WHAT YOU SHOULD DO ▸ Collect all lines from the records below that include the word "JSON".

Dataset entries
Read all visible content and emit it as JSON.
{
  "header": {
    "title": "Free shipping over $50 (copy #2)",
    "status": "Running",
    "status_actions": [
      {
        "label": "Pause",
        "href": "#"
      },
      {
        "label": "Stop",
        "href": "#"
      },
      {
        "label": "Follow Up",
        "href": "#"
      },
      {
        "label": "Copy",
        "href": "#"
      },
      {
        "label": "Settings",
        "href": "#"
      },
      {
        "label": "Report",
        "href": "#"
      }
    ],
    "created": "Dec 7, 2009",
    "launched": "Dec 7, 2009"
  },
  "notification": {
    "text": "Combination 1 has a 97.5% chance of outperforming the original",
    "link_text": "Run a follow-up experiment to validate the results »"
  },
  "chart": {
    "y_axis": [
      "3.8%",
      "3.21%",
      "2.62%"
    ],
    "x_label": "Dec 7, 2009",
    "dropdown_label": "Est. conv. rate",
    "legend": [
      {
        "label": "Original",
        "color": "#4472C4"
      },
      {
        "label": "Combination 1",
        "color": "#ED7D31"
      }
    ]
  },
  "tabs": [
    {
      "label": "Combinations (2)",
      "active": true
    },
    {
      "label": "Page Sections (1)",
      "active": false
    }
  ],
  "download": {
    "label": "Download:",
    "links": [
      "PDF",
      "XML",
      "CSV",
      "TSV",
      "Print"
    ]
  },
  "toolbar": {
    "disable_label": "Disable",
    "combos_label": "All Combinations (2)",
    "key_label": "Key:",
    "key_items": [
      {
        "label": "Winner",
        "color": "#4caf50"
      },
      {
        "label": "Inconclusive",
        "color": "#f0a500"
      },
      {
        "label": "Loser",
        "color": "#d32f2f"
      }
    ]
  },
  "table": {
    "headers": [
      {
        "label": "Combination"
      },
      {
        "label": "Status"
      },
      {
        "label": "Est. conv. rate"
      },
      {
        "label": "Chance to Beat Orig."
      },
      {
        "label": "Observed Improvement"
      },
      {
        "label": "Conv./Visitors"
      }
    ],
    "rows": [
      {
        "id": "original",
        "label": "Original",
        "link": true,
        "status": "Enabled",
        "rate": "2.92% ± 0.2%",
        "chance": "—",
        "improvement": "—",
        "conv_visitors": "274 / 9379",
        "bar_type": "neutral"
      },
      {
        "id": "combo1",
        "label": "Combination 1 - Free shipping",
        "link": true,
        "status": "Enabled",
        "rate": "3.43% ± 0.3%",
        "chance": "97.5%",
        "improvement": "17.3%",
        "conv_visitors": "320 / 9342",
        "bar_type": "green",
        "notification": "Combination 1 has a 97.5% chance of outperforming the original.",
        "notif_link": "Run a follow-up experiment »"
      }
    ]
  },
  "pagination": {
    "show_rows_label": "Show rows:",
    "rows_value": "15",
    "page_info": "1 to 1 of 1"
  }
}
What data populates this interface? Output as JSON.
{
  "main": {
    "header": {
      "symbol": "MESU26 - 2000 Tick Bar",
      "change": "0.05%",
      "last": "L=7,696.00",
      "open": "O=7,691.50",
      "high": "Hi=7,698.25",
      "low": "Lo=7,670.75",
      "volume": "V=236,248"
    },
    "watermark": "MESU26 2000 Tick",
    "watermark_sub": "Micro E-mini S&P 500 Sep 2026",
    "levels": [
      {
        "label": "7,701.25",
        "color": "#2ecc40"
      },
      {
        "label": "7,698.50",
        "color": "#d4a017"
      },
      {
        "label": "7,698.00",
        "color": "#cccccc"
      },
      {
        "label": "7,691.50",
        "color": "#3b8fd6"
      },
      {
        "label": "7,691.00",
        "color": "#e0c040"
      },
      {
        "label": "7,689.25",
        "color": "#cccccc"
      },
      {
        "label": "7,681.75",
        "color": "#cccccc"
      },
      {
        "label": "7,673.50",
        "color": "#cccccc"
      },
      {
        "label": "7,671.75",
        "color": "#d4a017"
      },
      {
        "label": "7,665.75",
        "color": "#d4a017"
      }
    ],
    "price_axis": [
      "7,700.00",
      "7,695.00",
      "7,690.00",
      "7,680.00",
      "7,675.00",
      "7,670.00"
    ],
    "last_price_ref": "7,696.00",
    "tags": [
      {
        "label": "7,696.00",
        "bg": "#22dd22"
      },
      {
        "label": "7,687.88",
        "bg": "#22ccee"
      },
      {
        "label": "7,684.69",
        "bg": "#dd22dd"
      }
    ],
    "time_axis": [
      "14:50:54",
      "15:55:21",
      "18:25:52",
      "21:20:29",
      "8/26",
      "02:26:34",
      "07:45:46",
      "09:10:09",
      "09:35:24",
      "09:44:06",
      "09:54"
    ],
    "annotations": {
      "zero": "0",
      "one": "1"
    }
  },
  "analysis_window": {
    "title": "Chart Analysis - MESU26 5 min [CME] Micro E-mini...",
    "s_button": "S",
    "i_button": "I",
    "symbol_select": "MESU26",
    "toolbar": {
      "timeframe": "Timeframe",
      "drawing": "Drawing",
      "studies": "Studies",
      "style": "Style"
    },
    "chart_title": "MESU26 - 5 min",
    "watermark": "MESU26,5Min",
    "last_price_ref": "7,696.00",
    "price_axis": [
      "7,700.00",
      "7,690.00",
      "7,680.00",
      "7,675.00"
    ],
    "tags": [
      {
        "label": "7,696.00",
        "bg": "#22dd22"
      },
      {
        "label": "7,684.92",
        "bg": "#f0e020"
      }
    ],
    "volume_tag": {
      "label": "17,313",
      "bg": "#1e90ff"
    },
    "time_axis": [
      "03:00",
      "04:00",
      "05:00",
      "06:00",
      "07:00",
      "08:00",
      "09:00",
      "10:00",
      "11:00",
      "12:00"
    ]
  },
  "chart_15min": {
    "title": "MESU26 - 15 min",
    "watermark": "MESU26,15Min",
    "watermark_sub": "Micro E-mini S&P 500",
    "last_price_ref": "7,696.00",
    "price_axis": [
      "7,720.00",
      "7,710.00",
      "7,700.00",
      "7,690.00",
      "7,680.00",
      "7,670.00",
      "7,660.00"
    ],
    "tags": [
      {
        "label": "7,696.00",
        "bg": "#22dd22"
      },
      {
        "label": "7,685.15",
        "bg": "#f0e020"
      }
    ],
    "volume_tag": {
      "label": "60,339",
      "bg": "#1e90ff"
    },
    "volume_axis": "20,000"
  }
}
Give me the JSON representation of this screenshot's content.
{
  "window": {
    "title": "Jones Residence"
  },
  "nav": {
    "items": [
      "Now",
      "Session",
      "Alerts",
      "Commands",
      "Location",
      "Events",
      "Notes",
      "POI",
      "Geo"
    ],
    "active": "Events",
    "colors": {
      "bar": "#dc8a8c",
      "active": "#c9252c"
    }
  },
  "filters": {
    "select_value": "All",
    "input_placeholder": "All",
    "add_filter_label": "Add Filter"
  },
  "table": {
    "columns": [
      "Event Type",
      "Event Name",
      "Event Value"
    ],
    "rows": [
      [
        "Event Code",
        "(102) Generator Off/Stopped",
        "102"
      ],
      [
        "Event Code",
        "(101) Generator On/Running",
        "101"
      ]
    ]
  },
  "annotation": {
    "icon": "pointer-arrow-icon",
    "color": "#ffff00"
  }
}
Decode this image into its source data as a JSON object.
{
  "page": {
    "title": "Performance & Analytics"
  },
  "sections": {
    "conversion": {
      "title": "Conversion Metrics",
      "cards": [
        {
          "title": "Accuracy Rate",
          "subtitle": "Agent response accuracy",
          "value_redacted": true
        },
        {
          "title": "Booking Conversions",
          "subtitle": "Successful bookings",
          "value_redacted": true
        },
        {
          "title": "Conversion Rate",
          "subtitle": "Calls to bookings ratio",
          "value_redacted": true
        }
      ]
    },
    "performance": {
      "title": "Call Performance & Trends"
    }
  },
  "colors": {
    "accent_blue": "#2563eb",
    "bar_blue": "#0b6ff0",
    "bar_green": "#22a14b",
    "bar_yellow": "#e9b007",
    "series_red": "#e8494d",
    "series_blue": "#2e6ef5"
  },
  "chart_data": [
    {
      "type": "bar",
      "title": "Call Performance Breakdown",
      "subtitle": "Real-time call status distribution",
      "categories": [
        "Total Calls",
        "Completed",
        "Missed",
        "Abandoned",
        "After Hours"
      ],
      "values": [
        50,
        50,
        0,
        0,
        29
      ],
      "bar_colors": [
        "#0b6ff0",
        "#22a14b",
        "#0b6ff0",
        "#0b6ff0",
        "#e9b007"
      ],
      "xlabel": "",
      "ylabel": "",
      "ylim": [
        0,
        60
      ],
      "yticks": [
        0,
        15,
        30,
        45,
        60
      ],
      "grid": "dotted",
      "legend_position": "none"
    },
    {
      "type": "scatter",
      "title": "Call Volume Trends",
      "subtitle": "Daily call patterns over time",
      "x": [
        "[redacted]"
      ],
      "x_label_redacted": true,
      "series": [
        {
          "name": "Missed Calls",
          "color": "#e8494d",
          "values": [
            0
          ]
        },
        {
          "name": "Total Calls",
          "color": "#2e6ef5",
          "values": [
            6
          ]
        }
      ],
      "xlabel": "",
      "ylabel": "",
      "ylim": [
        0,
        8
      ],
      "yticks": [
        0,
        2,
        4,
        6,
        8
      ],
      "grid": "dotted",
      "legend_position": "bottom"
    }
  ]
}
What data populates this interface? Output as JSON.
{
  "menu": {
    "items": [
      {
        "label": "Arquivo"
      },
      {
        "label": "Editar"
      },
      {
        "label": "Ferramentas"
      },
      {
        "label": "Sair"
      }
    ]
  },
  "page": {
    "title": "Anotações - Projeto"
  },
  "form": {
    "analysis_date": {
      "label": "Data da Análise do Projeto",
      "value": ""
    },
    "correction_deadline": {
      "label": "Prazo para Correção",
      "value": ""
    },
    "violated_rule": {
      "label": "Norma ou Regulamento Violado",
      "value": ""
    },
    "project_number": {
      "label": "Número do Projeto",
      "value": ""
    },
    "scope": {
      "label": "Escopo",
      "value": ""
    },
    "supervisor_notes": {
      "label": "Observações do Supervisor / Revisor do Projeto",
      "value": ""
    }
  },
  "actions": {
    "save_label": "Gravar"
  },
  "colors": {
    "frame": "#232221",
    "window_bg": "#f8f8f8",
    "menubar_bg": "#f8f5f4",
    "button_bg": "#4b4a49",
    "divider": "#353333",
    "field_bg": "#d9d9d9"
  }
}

TASK SOLUTION ▸
Read all visible content and emit it as JSON.
What data populates this interface? Output as JSON.
Give me the JSON representation of this screenshot's content.
Decode this image into its source data as a JSON object.
What data populates this interface? Output as JSON.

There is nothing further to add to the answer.